This study provides an initial analysis of African-American, Latino and Asian economic and social conditions in 52 metropolitan regions currently and over the period that extends from 2000 to 2013. Our analysis includes housing affordability, median household incomes, self-employment rates, and population growth. Overall, the analysis shows that ethnic minorities in metropolitan regions with significant economic growth and affordable housing tend to do better than in other locations irrespective of the dominant political culture. read more »
The California Department of Finance (DOF) has issued population projections for the state’s counties to 2060. Forecasts are provided for every decade, from a 2010 base. The DOF projects that the the state will grow from 37.3 million residents in 2010 to 51.7 million in 2060. This is a 0.7 percent annual growth rate over the next 50 years. read more »
One unique aspect of Baltimore is that it is a so-called “independent city” that is not part of any county. Because of this, migration data from the IRS allows us to look specifically at the city of Baltimore. So I wanted to take a quick look at migration between Baltimore and its suburbs.
As you might expect, there’s been a net outflow of people from the city for quite some time. From 1990 to 2011 (the most recent year the IRS has released), Baltimore lost almost 151,000 people on a net basis to its suburbs. Here’s the chart: read more »
Portland has been among the world leaders in urban containment policy.

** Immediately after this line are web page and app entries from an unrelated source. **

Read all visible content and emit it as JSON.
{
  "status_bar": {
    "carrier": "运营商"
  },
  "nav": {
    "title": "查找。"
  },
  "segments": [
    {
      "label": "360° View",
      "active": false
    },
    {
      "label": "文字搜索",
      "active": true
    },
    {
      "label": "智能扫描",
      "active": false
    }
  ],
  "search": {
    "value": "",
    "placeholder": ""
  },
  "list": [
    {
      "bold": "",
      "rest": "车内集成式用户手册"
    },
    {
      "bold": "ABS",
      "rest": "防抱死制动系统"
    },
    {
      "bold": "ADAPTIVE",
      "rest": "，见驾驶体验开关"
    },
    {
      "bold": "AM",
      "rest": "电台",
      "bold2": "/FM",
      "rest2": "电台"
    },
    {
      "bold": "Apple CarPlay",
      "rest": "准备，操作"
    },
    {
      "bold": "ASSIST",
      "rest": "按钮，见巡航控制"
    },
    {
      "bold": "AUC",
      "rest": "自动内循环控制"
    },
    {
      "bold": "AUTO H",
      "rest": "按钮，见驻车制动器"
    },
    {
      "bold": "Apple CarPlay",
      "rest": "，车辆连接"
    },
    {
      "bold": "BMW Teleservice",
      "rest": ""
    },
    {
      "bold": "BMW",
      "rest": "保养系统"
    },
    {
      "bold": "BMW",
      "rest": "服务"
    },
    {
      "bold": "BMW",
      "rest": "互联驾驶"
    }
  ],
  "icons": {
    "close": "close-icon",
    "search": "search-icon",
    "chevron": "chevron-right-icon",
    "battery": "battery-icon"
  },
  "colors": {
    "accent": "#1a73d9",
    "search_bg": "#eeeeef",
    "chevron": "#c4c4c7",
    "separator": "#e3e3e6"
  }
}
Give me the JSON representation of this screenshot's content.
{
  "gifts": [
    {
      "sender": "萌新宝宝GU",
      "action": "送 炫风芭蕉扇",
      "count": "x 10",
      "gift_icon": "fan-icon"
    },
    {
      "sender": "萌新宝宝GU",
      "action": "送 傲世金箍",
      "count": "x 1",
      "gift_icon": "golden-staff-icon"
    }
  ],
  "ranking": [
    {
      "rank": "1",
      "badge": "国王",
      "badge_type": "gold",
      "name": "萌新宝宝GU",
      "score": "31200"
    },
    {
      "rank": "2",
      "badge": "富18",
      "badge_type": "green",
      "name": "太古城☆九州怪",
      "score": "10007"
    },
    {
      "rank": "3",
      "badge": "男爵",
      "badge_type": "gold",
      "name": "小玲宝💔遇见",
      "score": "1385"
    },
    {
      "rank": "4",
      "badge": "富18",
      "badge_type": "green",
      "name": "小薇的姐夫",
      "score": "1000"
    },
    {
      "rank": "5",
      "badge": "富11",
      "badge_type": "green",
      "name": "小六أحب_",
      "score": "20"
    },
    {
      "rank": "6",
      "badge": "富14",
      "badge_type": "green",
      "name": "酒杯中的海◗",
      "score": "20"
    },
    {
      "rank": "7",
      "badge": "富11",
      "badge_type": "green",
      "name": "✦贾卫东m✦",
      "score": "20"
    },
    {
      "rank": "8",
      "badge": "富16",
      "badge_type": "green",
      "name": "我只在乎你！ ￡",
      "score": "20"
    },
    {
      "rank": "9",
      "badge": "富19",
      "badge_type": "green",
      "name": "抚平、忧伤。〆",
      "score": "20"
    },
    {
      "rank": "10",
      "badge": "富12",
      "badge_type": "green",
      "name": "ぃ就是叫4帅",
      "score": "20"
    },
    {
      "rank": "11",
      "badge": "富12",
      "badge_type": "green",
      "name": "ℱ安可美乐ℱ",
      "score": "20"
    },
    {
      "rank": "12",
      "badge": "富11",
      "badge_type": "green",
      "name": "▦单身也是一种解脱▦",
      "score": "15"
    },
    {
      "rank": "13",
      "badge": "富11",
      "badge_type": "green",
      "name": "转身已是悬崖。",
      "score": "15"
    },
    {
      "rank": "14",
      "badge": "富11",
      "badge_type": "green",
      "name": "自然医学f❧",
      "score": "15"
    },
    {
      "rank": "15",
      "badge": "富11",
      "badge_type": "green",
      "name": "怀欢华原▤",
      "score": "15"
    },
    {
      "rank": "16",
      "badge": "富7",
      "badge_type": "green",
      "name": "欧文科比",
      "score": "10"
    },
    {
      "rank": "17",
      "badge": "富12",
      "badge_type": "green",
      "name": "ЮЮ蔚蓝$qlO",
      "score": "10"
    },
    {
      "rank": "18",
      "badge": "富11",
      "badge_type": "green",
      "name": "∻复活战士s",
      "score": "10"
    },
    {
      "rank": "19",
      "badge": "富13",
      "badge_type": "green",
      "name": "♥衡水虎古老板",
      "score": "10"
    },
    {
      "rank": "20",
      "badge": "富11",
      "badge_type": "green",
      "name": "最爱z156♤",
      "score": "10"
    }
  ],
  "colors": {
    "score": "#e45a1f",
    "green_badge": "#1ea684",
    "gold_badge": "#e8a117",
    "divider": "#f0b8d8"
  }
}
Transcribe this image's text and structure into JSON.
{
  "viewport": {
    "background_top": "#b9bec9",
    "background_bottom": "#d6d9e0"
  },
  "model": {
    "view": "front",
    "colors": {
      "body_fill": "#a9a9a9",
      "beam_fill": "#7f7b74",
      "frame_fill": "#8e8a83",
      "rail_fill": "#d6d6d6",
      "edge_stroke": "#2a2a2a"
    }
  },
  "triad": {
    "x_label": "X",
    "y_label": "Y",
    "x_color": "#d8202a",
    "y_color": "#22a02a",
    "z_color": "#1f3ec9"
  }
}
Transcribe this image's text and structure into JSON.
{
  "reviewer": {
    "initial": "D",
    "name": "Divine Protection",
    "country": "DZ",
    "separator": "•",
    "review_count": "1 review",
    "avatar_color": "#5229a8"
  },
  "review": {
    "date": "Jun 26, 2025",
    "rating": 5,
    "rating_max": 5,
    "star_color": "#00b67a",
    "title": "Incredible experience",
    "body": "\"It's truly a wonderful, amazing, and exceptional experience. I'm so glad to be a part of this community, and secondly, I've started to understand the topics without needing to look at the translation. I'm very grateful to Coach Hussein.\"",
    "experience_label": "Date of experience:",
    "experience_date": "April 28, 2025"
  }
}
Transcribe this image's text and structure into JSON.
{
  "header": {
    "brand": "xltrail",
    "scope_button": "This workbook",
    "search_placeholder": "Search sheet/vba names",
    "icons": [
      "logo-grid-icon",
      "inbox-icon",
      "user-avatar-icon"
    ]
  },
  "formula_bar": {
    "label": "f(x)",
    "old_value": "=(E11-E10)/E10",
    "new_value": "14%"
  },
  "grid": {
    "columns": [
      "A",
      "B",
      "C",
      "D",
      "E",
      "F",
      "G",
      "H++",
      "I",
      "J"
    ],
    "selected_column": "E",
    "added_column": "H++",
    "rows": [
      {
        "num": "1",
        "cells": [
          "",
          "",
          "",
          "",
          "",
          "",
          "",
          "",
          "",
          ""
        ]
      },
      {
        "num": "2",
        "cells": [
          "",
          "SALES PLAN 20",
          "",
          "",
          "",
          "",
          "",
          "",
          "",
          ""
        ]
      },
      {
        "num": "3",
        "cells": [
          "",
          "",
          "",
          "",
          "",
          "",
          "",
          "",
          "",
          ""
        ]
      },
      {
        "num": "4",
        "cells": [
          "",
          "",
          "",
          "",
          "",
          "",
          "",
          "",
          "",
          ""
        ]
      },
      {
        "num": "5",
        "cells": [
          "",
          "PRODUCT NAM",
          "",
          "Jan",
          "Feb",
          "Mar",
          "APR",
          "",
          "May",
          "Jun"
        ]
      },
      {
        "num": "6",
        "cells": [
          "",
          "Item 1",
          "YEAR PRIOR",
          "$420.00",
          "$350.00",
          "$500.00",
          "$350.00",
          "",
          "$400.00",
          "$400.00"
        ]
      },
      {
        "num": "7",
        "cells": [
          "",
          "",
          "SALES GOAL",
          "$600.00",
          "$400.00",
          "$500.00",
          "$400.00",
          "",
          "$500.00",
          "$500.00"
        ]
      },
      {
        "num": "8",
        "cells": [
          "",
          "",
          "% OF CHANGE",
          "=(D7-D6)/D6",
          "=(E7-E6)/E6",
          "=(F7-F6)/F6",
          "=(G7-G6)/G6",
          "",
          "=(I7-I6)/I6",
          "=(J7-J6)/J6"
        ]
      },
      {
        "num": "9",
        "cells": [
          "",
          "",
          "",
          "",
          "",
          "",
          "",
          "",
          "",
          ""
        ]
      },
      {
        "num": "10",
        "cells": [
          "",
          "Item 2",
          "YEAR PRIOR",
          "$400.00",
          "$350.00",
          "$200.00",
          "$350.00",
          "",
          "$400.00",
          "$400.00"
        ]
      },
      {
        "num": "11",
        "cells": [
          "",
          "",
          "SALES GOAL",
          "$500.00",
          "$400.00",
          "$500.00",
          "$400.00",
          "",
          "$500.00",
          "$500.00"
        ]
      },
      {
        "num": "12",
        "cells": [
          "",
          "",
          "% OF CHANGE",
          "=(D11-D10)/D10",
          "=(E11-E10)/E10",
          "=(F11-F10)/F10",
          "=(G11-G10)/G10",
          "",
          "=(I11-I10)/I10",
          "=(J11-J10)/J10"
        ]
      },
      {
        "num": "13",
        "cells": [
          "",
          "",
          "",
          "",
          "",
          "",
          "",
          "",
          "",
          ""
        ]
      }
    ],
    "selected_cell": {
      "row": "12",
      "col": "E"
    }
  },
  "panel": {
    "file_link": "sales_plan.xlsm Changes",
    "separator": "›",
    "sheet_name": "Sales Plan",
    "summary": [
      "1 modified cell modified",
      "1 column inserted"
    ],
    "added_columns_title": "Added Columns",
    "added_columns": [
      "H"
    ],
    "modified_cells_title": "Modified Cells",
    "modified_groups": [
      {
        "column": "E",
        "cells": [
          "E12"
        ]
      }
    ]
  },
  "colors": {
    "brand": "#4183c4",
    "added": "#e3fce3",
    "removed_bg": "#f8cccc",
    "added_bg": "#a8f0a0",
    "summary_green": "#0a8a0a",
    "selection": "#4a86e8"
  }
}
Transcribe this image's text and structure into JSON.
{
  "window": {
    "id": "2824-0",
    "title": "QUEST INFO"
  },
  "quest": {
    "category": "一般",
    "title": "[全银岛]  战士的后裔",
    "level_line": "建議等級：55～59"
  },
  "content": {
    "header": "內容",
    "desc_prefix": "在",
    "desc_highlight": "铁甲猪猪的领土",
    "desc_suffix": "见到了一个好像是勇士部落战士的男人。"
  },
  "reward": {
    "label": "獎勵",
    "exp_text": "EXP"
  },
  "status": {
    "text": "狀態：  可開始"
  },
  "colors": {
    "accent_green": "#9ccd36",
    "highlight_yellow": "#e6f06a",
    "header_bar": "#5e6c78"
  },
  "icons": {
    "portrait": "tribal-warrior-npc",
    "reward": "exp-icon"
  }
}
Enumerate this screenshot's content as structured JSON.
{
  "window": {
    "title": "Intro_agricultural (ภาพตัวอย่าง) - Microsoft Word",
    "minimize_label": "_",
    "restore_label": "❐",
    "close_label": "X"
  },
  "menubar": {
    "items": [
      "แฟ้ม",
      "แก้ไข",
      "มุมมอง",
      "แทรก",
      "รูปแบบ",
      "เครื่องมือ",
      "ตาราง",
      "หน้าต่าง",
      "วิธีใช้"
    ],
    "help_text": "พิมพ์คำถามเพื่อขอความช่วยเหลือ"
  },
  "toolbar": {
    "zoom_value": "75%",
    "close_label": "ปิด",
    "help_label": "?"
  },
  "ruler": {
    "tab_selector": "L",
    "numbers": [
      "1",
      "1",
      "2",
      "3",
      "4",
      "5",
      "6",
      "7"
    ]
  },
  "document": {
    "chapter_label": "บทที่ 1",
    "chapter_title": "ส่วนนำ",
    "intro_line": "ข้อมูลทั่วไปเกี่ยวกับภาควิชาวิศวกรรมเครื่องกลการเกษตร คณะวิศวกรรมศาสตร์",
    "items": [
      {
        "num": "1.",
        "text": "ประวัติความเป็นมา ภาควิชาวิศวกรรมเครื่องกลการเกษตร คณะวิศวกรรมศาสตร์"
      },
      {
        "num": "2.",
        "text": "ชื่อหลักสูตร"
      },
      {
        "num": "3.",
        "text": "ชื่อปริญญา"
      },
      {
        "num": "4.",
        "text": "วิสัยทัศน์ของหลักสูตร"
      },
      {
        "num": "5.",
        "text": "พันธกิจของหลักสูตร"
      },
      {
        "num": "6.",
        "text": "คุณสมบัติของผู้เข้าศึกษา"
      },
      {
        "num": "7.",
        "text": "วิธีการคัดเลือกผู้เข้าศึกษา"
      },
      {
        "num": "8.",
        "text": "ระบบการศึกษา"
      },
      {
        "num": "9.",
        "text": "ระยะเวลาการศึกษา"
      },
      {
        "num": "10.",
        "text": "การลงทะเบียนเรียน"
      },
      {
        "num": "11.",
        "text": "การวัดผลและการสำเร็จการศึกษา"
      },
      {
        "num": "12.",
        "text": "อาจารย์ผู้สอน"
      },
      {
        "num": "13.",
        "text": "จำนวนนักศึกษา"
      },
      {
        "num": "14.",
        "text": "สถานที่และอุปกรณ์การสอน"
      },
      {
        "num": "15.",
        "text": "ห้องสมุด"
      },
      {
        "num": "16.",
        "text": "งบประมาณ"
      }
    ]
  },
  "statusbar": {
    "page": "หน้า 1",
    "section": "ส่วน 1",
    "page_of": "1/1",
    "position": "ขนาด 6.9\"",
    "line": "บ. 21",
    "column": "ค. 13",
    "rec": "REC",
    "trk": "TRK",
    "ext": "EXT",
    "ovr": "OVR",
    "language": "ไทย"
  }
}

And, as would be predicted by basic economics, Portland has also suffered from serious housing cost escalation, as its median multiple (median house price divided by median household income) has risen from a normal 3.0 in 1995 to 4.8 in 2014. read more »
The rioting that swept Baltimore the past few days, sadly, was no exception, but part of a bigger trend in some of our core cities towards social and economic collapse. Rather than enjoying the much ballyhooed urban “renaissance,” many of these cities are actually in terrible shape, with miserable schools, struggling economies and a large segmented of alienated, mostly minority youths. read more »